[PROVIDED ENTRIES — start]

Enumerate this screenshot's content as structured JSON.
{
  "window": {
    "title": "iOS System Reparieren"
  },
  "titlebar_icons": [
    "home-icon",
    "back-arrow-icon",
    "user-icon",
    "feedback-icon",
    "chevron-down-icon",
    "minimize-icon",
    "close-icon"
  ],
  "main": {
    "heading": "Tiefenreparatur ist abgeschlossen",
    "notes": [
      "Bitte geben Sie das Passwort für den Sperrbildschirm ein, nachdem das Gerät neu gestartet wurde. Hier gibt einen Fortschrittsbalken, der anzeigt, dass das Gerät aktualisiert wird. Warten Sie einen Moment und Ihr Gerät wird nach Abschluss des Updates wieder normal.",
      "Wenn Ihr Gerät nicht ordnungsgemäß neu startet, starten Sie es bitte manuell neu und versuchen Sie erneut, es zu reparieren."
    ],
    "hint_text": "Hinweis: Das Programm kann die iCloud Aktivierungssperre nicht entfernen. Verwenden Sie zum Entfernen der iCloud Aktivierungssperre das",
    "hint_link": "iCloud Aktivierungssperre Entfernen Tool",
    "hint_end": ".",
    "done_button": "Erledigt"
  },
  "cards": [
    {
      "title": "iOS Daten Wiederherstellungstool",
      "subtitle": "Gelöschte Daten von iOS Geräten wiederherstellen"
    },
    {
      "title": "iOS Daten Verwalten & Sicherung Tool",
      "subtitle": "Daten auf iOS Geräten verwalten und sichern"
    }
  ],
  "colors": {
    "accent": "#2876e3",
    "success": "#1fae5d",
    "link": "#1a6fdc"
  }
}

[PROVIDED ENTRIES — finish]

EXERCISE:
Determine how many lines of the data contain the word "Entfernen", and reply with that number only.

RESPONSE:
2